The WHO South-East Asia Region, home to more than 2 billion people is highly vulnerable to climate change and has the highest estimated number of deaths due to climate change.
Intense rainfall, frequent floods, forest fires and droughts triggered by climate change are already impacting health and livelihood and causing huge sufferings, mental health issues, deaths and displacement, globally and in the region.
Rising temperatures are also leading to an outbreak of infectious disease, heat strokes, trauma and even death from extreme heat. Crop failure linked to climate change is driving malnutrition and undernutrition. The same pollutants poisoning the air are also impacting health.

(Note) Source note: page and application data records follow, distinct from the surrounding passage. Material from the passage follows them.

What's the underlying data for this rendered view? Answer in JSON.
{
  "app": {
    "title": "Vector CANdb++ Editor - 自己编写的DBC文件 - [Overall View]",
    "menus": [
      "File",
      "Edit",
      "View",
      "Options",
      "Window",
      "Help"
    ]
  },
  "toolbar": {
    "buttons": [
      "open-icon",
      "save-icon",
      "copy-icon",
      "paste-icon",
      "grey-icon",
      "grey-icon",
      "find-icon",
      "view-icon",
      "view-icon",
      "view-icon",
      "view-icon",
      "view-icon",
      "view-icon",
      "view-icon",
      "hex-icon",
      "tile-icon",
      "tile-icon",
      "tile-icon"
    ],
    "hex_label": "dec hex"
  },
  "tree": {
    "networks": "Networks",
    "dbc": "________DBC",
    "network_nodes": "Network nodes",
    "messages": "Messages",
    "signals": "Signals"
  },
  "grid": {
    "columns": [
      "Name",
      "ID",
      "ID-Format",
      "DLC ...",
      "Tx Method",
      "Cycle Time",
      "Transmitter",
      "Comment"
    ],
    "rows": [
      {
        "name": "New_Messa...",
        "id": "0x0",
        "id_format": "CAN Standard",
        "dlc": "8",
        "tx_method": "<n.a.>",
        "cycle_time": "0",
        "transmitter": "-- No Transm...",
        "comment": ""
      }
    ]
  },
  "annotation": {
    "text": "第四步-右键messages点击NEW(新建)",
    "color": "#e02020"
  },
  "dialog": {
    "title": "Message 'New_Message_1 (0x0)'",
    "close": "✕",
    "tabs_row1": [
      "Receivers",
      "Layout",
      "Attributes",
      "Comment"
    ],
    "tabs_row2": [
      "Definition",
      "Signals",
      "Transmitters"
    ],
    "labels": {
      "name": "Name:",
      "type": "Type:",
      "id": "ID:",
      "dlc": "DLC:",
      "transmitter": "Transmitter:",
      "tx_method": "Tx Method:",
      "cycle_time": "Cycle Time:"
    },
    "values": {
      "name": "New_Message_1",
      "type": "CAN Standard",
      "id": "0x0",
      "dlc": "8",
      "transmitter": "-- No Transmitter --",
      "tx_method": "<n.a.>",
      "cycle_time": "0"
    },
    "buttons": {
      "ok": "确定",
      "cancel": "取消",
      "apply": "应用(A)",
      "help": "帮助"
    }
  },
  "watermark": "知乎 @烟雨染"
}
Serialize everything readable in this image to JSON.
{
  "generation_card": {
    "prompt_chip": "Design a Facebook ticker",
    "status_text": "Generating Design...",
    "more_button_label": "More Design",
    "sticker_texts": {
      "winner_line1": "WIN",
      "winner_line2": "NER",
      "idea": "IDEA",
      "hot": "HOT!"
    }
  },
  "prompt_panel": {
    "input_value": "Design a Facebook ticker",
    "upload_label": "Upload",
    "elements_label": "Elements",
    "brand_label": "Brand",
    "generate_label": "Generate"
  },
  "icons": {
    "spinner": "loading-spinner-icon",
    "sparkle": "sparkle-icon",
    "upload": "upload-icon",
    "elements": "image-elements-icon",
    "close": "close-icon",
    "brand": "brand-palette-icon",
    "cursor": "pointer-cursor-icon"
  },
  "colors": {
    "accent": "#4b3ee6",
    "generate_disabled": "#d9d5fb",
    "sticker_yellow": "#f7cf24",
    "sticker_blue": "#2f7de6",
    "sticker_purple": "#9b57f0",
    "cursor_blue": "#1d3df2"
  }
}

Over 90 per cent of people globally breathe polluted air resulting in seven million deaths every year, including 2.4 million deaths in the SE Asia Region. The ongoing Covid-19 pandemic has further exposed the inequitable and unsustainable nature of existing political, social, and commercial decisions.
"We have a once-in-a-century opportunity to drive transformative, lasting change. The Covid-19 pandemic has shown us that if decision-making is transparent, evidence-based, and inclusive, people will support bold and far-reaching policies that protect their health, families and livelihoods," said the Regional Director.
The WHO is calling on countries to prioritise equitable health now, and for the future generations-including long-term investments, well-being budgets, social protection, and legal and fiscal strategies to allow for societies to flourish and fulfil everyone's right to health and development while protecting our planet.